A spherical parcel of Venusian atmosphere of radius 1 m and altitude 1 km would be an extremely good approximation.

While the latter seems likely to be OR, the former obviously isn't, but the reason for excluding it is not obvious to me, though presumably it's a reasonable reason. --Vaughan Pratt (talk) 00:33, 13 November 2011 (UTC)

## Lambert's law

The last sentence of the lead says "Isotropic radiators obey Lambert's law." If the radiation is coming from a point source (like a star), what is Θ in Lambert's cosine law? This sentence would seem to be contradicted by section 7 of these notes which are in good agreement with what I learnt working and publishing in computer graphics at Sun Microsystems and later teaching computer graphics at Stanford (before we hired Marc Levoy and Pat Hanrahan and I could go back to teaching algebra and logic). --Vaughan Pratt (talk) 05:46, 15 November 2011 (UTC)

Meanwhile it occurs to me that more careful definitions of "point source" and "Lambertian surface" might clarify things.

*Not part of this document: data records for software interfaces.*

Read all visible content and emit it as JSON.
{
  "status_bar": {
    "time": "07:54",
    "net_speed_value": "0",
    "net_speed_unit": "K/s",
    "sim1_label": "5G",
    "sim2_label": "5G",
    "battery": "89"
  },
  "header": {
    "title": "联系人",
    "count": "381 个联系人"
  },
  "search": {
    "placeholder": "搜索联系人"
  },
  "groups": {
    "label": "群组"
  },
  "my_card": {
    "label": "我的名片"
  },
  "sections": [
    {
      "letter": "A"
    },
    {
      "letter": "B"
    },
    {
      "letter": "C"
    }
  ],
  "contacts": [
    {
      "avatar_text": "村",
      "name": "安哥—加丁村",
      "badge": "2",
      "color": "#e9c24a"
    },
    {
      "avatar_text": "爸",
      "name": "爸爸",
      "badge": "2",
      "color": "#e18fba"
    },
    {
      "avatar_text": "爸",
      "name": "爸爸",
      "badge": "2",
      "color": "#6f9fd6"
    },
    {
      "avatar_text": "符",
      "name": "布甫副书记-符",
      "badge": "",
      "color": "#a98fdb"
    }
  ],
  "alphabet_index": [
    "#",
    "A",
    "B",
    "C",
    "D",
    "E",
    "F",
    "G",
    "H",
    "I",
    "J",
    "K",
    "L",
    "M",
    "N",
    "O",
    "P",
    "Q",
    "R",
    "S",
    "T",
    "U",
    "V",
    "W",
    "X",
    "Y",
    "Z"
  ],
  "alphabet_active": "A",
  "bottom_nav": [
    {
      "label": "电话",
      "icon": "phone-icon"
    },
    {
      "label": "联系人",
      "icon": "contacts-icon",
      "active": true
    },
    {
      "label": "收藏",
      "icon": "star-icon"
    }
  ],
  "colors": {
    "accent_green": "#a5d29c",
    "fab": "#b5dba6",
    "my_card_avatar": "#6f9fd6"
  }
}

A point source is not literally a point in the geometric sense, but rather merely the limiting case of the distribution of radiation from a radiator as it shrinks to a point (or as the sphere centered on it grows unboundedly). In that sense of "point source" a point could be either flat, or spherical, or some other shape, counter to geometric intuition but in good agreement with optical intuition where "distribution of radiation in the limit" is a concept outside the realm of geometry.

Likewise a Lambertian surface need only be locally flat, meaning comprised of elemental flat surfaces each of which has its own normal. For a smoothly curved surface we still need to take a limit, not of distance from the radiator however but of size of the elemental surfaces.

With the concepts thus clarified (hopefully copacetically) we have the following four examples.

1. The radiation from a spherical black body is both isotropic and Lambertian.
2. The radiation from a flat black body is Lambertian but not isotropic.
3. The radiation from the Sun is isotropic but not Lambertian on account of the phenomenon of limb darkening.
4. The thermal radiation from a warm flat sheet of chrome is neither Lambertian nor isotropic.

These examples demonstrate the logical independence of isotropic and Lambertian, neither of which need imply the other, though both can hold and neither can hold.

Absent objections I'll modify the last sentence of the lead accordingly, which certainly is problematic as it stands. --Vaughan Pratt (talk) 16:23, 15 November 2011 (UTC)